Untitled Located in NYC part of Private Collection 1956


She worked rapidly and in little over a year she had made the majority of approximately 2,000 drawings. In these works she also first combined multiple languages, using words and phrases from her principle spoken languages - Italian, German and Portuguese but also adding words in French, English, Croat and Czech. One important group of monotypes was inspired by Karlheinz Stockhausen's Gesang der Jünglinge (1955–1956), an early piece of electronic music that employed vocals drawn from the biblical Book of Daniel. A number of these were included in the 1965 São Paulo Bienal.


When she arrived in São Paulo in 1953, Brazilian modernism was dominated by a debate between figuration and abstraction. During the 1930s and 1940s figurative 'modernismo' had been dominant, but in the late 1940s and early 1950s abstract-geometric art began to be shown in Brazil and led to the founding of the Concrete art movement Ruptura in 1952. In São Paulo, an immigrant city that was industrial and undergoing rapid growth, Schendel found a circle of emigre intellectuals from different disciplines with whom she could discuss ideas about aesthetics and philosophy; this included the Czech-born philosopher Vilem Flusser, the physicist Mário Schenberg and the psychoanalyst Theon Spanudis among others. She became a prolific modernist painter and sculptor. She used paint with talc and brick dust, and made many drawings on rice paper. According to Laura Cumming her art has its sources in phenomenology, in the idea of being and nothingness, in mystical thinking and her deep reading of Wittgenstein. But the impact of these works does not depend upon the viewer sharing either that knowledge or those interests.

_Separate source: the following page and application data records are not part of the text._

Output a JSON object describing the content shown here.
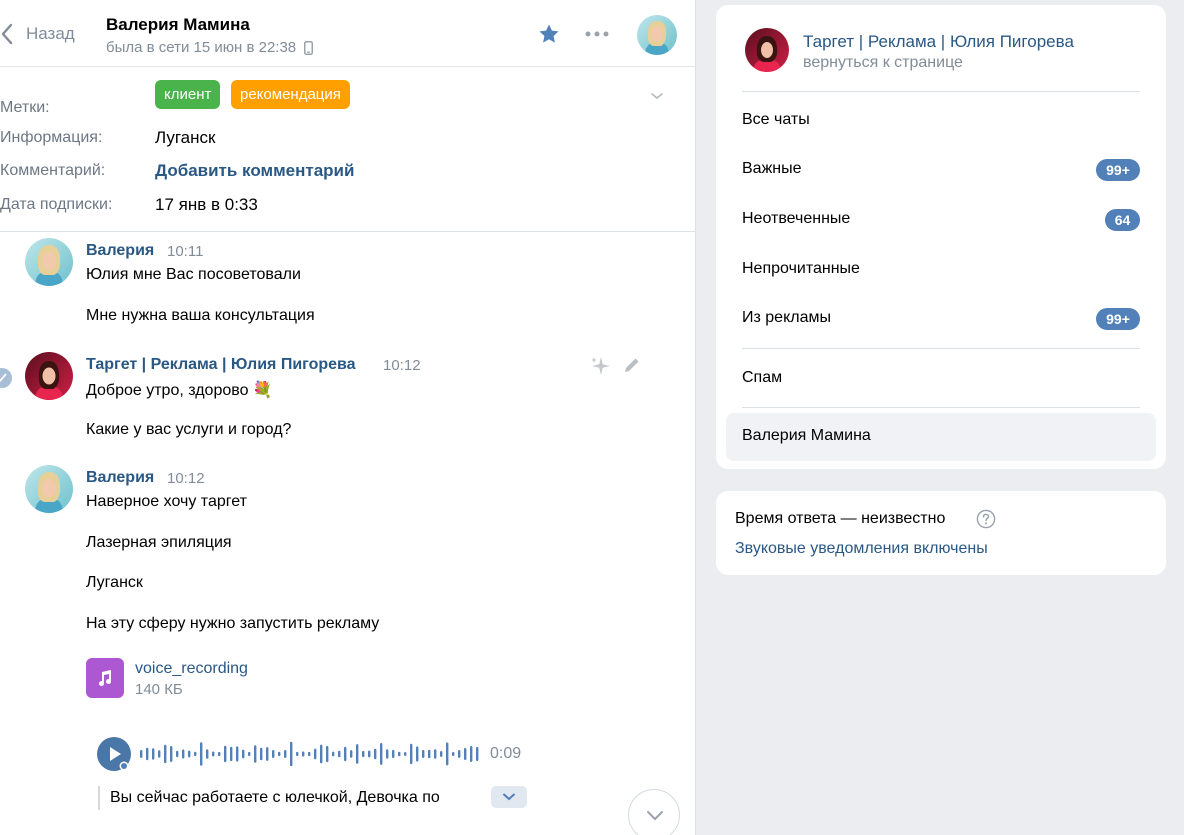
{
  "header": {
    "back_label": "Назад",
    "peer_name": "Валерия Мамина",
    "peer_status": "была в сети 15 июн в 22:38"
  },
  "meta": {
    "tags_label": "Метки:",
    "tags": [
      {
        "label": "клиент",
        "color": "#4bb34b"
      },
      {
        "label": "рекомендация",
        "color": "#ffa000"
      }
    ],
    "info_label": "Информация:",
    "info_value": "Луганск",
    "comment_label": "Комментарий:",
    "comment_link": "Добавить комментарий",
    "date_label": "Дата подписки:",
    "date_value": "17 янв в 0:33"
  },
  "messages": [
    {
      "author": "Валерия",
      "time": "10:11",
      "lines": [
        "Юлия мне Вас посоветовали",
        "Мне нужна ваша консультация"
      ]
    },
    {
      "author": "Таргет | Реклама | Юлия Пигорева",
      "time": "10:12",
      "lines": [
        "Доброе утро, здорово 💐",
        "Какие у вас услуги и город?"
      ]
    },
    {
      "author": "Валерия",
      "time": "10:12",
      "lines": [
        "Наверное хочу таргет",
        "Лазерная эпиляция",
        "Луганск",
        "На эту сферу нужно запустить рекламу"
      ],
      "attachment": {
        "name": "voice_recording",
        "size": "140 КБ",
        "icon": "music-note-icon"
      },
      "voice": {
        "duration": "0:09",
        "transcript": "Вы сейчас работаете с юлечкой, Девочка по"
      }
    }
  ],
  "sidebar": {
    "group_name": "Таргет | Реклама | Юлия Пигорева",
    "group_back": "вернуться к странице",
    "folders": [
      {
        "label": "Все чаты",
        "badge": ""
      },
      {
        "label": "Важные",
        "badge": "99+"
      },
      {
        "label": "Неотвеченные",
        "badge": "64"
      },
      {
        "label": "Непрочитанные",
        "badge": ""
      },
      {
        "label": "Из рекламы",
        "badge": "99+"
      },
      {
        "label": "Спам",
        "badge": ""
      },
      {
        "label": "Валерия Мамина",
        "badge": ""
      }
    ]
  },
  "response": {
    "text": "Время ответа — неизвестно",
    "sound_link": "Звуковые уведомления включены"
  },
  "colors": {
    "accent": "#5181b8",
    "link": "#2a5885",
    "secondary_text": "#818c99",
    "tag_client": "#4bb34b",
    "tag_recommendation": "#ffa000",
    "audio_icon": "#ad58d3"
  }
}
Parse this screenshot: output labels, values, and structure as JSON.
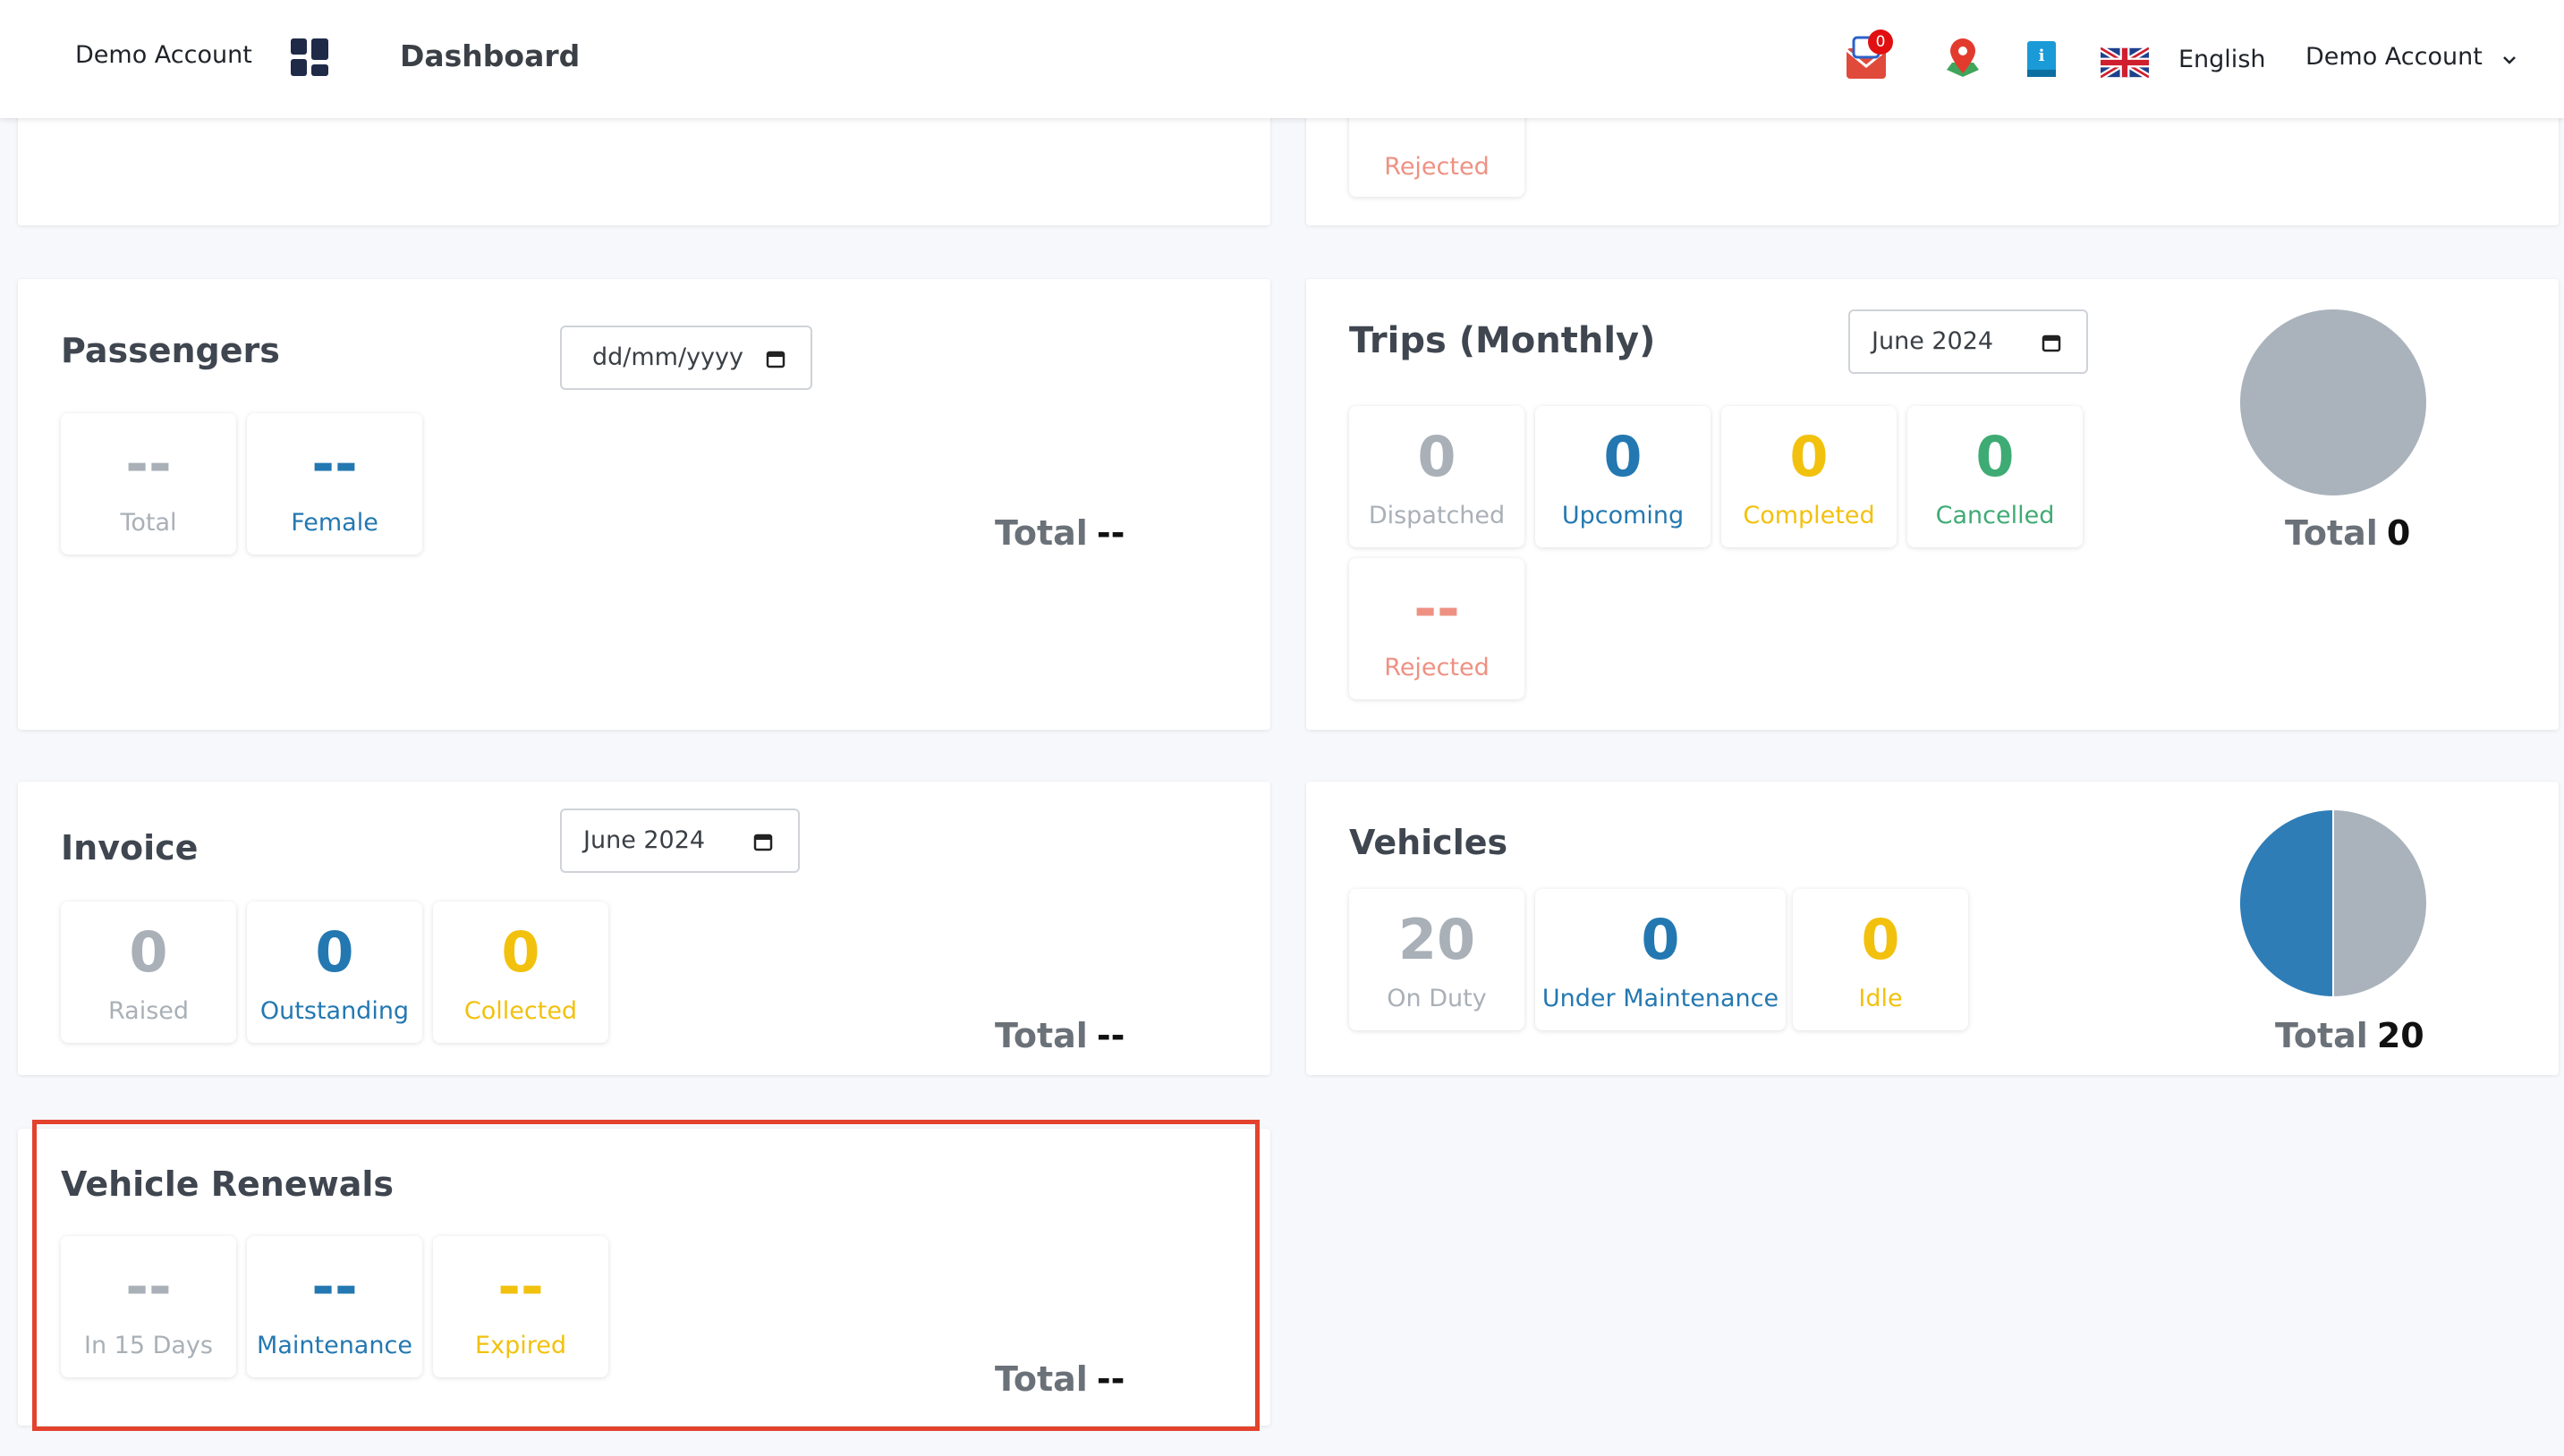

Schendel’s work features mixtures of calligraphy, phrases, letters, and encrypted traces of language. The graphic output in Schendel’s paintings explore the relations between language and art, and the inquiry into that relationship reveals itself in the totality of her work. Schendel’s paintings from the mid-1950s depict shallow surfaces, simplified figuration, and muted tones, and the textures and materials stand out more than the values of the color. These early works suggest a play of opposition between visual elements and the hand of the artist.


On April 19, 1941, Schendel married Josep Hargesheimer, a Catholic Croatian whom she met in Sarajevo. Schendel received a Croatian passport in 1944. In 1949, she and Hargesheimer emigrated to Brazil together. They lived in Porto Alegre but in 1953 Schendel separated from Josep and moved alone to São Paulo, where she settled. In 1954, she met Knut Schendel, a German emigre and owner of an important bookshop, Canuto, which was a hub for São Paulo's intellectuals. In 1957, Schendel and Knut had a daughter, Ada Clara Schendel. Mira Schendel married Knut on March 17, 1960.


Mira Schendel was born Myrrha Dagmar Dub in 1919 in Zurich, Switzerland. Her father, Karl Leo Dub, was a fabric merchant, and her mother, Ada Saveria Büttner, was a milliner. Although she had Jewish heritage, Schendel was baptized at her mother's request at the Kirche St. Peter and Paul, a Catholic church in Zurich, on October 20, 1920 and was raised as a Roman Catholic. Schendel's parents divorced in September 1922, and her mother married Count Tommaso Gnoli in 1937. In the late 1930s, Schendel began to study philosophy at the Universita Cattolica del Sacro Cuore in Milan. During her time in Milan Schendel also attended an art class. Because of racial laws introduced in Fascist Italy in 1938, she was designated as Jewish, stripped of her Italian citizenship and forced to leave university, and so decided to flee Italy in 1939. After travelling through Switzerland and Austria, she joined a group of refugees heading to Sarajevo. After spending the war in Sarajevo, she returned to Italy, with her first husband Josep Hargesheimer, and worked for the International Refugee Organisation in Rome. Having applied to various countries in the Americas, in August 1949 she emigrated and settled with Josep in Brazil.


Mira Schendel (June 7, 1919 – July 24, 1988) was a Brazilian contemporary artist of the 20th century. She made numerous drawings on rice paper, but was also active as a painter, a poet, and a sculptor. Her work drew upon the art of language and poetry, and what appears to have driven her was the ability to reinvent it.